*** Records for this exercise Section Begins ***

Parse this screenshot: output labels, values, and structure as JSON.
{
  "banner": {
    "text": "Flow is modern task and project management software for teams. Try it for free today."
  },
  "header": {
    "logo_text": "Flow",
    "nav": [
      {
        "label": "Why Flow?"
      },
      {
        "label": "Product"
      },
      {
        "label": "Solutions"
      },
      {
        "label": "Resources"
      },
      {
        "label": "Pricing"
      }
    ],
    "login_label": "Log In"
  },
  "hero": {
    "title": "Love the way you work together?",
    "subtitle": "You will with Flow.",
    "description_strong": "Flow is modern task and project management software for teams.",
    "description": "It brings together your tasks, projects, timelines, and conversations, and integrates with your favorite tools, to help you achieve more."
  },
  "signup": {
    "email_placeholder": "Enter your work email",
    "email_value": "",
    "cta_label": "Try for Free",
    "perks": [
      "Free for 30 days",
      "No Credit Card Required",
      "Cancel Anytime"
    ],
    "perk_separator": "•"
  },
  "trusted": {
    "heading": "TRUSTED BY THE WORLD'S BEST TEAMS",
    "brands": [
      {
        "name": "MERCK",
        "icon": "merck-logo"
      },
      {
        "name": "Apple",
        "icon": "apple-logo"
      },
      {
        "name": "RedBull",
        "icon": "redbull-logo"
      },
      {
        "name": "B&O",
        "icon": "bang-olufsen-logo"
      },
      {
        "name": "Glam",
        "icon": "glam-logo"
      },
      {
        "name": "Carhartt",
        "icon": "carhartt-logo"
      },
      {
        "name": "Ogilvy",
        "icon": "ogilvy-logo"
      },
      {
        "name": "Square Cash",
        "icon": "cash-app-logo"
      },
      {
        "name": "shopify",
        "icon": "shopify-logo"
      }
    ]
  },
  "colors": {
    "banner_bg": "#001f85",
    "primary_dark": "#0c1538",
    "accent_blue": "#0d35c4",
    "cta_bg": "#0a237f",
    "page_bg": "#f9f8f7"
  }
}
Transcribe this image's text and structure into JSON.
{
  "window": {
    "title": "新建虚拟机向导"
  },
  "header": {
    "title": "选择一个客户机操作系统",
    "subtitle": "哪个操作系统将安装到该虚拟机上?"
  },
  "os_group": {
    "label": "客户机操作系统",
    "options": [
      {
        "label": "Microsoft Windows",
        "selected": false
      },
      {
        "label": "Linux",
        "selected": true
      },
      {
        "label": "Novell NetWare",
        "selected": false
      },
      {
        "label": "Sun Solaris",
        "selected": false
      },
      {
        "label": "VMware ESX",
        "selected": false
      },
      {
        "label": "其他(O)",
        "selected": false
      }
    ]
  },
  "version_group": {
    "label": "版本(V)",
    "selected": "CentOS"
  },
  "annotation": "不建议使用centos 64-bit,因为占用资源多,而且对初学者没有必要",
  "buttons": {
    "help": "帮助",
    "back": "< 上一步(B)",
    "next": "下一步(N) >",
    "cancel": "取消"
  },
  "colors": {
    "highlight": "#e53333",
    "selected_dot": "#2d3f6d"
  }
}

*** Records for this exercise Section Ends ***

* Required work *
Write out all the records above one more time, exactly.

* Solution to this exercise *
Parse this screenshot: output labels, values, and structure as JSON.
{
  "banner": {
    "text": "Flow is modern task and project management software for teams. Try it for free today."
  },
  "header": {
    "logo_text": "Flow",
    "nav": [
      {
        "label": "Why Flow?"
      },
      {
        "label": "Product"
      },
      {
        "label": "Solutions"
      },
      {
        "label": "Resources"
      },
      {
        "label": "Pricing"
      }
    ],
    "login_label": "Log In"
  },
  "hero": {
    "title": "Love the way you work together?",
    "subtitle": "You will with Flow.",
    "description_strong": "Flow is modern task and project management software for teams.",
    "description": "It brings together your tasks, projects, timelines, and conversations, and integrates with your favorite tools, to help you achieve more."
  },
  "signup": {
    "email_placeholder": "Enter your work email",
    "email_value": "",
    "cta_label": "Try for Free",
    "perks": [
      "Free for 30 days",
      "No Credit Card Required",
      "Cancel Anytime"
    ],
    "perk_separator": "•"
  },
  "trusted": {
    "heading": "TRUSTED BY THE WORLD'S BEST TEAMS",
    "brands": [
      {
        "name": "MERCK",
        "icon": "merck-logo"
      },
      {
        "name": "Apple",
        "icon": "apple-logo"
      },
      {
        "name": "RedBull",
        "icon": "redbull-logo"
      },
      {
        "name": "B&O",
        "icon": "bang-olufsen-logo"
      },
      {
        "name": "Glam",
        "icon": "glam-logo"
      },
      {
        "name": "Carhartt",
        "icon": "carhartt-logo"
      },
      {
        "name": "Ogilvy",
        "icon": "ogilvy-logo"
      },
      {
        "name": "Square Cash",
        "icon": "cash-app-logo"
      },
      {
        "name": "shopify",
        "icon": "shopify-logo"
      }
    ]
  },
  "colors": {
    "banner_bg": "#001f85",
    "primary_dark": "#0c1538",
    "accent_blue": "#0d35c4",
    "cta_bg": "#0a237f",
    "page_bg": "#f9f8f7"
  }
}
Transcribe this image's text and structure into JSON.
{
  "window": {
    "title": "新建虚拟机向导"
  },
  "header": {
    "title": "选择一个客户机操作系统",
    "subtitle": "哪个操作系统将安装到该虚拟机上?"
  },
  "os_group": {
    "label": "客户机操作系统",
    "options": [
      {
        "label": "Microsoft Windows",
        "selected": false
      },
      {
        "label": "Linux",
        "selected": true
      },
      {
        "label": "Novell NetWare",
        "selected": false
      },
      {
        "label": "Sun Solaris",
        "selected": false
      },
      {
        "label": "VMware ESX",
        "selected": false
      },
      {
        "label": "其他(O)",
        "selected": false
      }
    ]
  },
  "version_group": {
    "label": "版本(V)",
    "selected": "CentOS"
  },
  "annotation": "不建议使用centos 64-bit,因为占用资源多,而且对初学者没有必要",
  "buttons": {
    "help": "帮助",
    "back": "< 上一步(B)",
    "next": "下一步(N) >",
    "cancel": "取消"
  },
  "colors": {
    "highlight": "#e53333",
    "selected_dot": "#2d3f6d"
  }
}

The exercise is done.